posted on December 02, 2011 12:45
FULTONDALE — If the city of Fultondale’s plans come to fruition, the corridor along U.S. Hwy. 31 will hardly be recognizable in a few years.
On Friday, at least 100 people packed the Fultondale council chambers to learn about the city’s revitalization plan for U.S. Hwy. 31.
Fultondale Mayor Jim Lowery said the Fultondale Commercial Development Authority, the Metropolitan Planning Organization (MPO), land planners and city officials have been working together on the plan for more than a year. The MPO is a regional planning organization made up of several cities. Kelly Landscape Architects of Birmingham created the master plan.
“This is a comprehensive plan from city limit to city limit,” Lowery said.
Lowery said the plan was originally going to be created and released in phases, but the devastating April 27 tornado caused the city to change its focus from revitalization to storm recovery. Thus, the city released the first two phases together this week.
Phase 1 encompasses U.S. Hwy. 31 from Walker Chapel Road and west to the city limits. It includes significant commercial development (privately owned and city owned), including the next phase of the Promenade Shopping Center. It also includes residential growth and an expansion of municipal property.
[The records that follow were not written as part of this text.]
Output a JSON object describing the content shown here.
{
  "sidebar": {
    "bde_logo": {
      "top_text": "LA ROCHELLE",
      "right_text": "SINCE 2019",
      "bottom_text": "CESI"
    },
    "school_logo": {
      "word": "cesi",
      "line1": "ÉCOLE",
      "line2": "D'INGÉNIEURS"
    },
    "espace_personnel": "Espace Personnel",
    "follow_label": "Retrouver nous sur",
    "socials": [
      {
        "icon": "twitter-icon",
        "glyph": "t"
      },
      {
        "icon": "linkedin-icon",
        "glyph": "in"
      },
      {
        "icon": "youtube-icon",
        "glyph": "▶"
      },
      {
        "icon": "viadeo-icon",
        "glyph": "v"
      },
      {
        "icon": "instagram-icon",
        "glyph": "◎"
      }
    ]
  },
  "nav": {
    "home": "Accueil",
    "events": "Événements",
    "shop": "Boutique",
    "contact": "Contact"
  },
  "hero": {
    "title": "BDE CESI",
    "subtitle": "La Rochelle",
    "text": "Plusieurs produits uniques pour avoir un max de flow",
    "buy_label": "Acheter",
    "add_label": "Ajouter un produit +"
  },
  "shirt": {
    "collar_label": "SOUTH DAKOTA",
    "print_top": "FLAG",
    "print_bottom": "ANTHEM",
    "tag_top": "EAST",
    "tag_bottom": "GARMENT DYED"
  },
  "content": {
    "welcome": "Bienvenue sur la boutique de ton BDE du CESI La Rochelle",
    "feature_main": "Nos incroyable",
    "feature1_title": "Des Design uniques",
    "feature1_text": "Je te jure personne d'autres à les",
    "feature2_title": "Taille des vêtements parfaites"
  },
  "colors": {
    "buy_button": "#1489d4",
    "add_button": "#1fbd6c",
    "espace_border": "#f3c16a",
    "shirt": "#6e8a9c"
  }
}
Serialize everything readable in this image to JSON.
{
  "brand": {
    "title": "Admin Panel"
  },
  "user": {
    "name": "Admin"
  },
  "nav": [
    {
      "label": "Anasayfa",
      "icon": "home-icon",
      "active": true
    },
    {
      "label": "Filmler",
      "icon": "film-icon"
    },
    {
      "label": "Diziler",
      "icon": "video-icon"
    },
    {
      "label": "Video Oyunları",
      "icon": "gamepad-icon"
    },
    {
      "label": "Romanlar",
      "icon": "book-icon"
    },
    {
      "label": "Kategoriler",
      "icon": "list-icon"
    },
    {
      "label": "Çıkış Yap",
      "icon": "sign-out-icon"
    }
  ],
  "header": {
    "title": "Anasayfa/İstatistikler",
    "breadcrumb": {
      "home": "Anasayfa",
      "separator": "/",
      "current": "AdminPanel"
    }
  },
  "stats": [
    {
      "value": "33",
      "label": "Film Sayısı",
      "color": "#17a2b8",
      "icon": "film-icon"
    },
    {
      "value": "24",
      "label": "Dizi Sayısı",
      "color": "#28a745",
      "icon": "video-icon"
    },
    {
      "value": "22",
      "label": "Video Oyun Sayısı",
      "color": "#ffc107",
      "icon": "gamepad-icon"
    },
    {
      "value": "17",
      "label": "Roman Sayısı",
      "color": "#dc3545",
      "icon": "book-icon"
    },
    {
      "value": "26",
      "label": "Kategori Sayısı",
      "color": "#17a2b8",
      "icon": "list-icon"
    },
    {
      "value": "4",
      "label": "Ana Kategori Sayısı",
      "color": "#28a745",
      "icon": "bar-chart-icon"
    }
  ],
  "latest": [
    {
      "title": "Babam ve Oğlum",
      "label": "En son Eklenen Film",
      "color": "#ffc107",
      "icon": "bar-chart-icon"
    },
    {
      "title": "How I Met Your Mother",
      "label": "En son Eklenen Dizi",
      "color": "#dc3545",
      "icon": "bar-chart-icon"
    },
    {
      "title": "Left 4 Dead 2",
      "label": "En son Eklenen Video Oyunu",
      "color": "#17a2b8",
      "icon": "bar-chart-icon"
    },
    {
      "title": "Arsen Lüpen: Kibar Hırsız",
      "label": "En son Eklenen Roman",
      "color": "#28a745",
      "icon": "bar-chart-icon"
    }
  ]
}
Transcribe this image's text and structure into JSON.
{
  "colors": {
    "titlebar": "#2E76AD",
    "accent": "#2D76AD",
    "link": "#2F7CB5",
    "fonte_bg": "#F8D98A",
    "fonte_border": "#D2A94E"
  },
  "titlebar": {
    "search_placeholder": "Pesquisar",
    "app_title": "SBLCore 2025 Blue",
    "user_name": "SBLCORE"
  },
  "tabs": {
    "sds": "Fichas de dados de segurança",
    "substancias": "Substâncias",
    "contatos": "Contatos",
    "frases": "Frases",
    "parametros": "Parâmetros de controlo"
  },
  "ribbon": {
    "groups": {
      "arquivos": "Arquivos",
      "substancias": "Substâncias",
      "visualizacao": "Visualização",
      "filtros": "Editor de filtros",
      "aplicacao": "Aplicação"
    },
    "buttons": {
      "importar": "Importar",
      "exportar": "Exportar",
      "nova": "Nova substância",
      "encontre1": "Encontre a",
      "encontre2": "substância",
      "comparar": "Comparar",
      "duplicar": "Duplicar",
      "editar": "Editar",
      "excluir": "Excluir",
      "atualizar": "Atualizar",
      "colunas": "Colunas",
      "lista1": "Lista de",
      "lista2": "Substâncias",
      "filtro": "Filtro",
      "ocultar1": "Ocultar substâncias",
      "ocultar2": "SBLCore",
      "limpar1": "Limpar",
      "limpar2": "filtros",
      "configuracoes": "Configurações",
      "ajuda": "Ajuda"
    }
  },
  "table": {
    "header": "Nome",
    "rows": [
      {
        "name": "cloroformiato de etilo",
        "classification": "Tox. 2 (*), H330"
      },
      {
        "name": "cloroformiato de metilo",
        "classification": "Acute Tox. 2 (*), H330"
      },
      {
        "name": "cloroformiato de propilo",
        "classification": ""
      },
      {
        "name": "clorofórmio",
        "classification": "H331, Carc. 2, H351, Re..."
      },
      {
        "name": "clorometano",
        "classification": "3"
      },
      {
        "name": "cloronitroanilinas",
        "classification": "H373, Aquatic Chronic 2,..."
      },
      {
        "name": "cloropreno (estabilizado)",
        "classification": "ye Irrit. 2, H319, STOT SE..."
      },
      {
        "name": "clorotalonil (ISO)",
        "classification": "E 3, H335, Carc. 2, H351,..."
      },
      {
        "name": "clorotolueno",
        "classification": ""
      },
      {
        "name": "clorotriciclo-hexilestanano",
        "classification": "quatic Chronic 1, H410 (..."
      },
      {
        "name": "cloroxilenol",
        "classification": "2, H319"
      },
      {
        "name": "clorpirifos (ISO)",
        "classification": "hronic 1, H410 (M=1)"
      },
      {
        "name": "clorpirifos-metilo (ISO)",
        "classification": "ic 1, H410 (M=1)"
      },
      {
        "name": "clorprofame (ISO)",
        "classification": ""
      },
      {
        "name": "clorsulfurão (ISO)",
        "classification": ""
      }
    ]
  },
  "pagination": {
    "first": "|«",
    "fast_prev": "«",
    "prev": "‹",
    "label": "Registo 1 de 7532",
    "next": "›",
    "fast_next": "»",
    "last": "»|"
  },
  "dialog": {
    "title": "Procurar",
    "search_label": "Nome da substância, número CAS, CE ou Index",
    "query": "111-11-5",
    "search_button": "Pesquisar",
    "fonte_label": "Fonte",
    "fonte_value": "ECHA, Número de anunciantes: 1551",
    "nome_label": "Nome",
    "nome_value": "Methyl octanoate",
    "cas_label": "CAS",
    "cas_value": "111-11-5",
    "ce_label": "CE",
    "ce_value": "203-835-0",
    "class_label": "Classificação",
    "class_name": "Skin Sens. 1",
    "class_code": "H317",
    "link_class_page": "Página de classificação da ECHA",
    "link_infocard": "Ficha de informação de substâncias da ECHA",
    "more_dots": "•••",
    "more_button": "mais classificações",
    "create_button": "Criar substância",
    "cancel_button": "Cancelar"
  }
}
Phase 2 goes from Walker Chapel Road and east to the Gardendale city limits. It includes commercial growth, office space, residential expansion and expansion of Black Creek Park and the Children’s Park.
The next study will include a revitalization plan for Walker Chapel Road from U.S. Hwy. 31 to where the new fire station is currently under construction across from Maplecrest Lane, according to Lowery.
“If you don’t plan, you don’t know where you’re going,” said Chuck Kelly, with Kelly Landscape Architects. Kelly explained the plan to a standing-room-only crowd on Friday.
Lowery said the plan could leap from paper to bricks and mortar in as few as five to seven years.
He said the city would not have to borrow money for the revitalization project.
“It’s an opportunity for people to come and build and develop,” he said.
Much of the infrastructure is already in place, he added, including drainage and gutters. In addition, the Alabama Department of Transportation recently finished a $3 million paving project in the city, where it resurfaced U.S. Hwy. 31.
One of the first projects residents will likely see rise from the dust are two, two-story office condominium on U.S. Hwy. 31 near Fultondale Elementary School.
Mike Hudson is proposing to build the office condos.
“I believe in this area,” Hudson told the audience on Friday. “I certainly see there’s a need for professional office building.”
Hudson said he wants to see professionals such as doctors, dentists and insurance agents in the buildings. He said they will be able to lease space in 2,000-foot increments, with the option to buy.
Lowery said the proposed tax base from the projects is almost $4 million annually.
“Our tax base, even with the tornado, has continued to grow,” Lowery said. “This is a very promising opportunity for Fultondale.”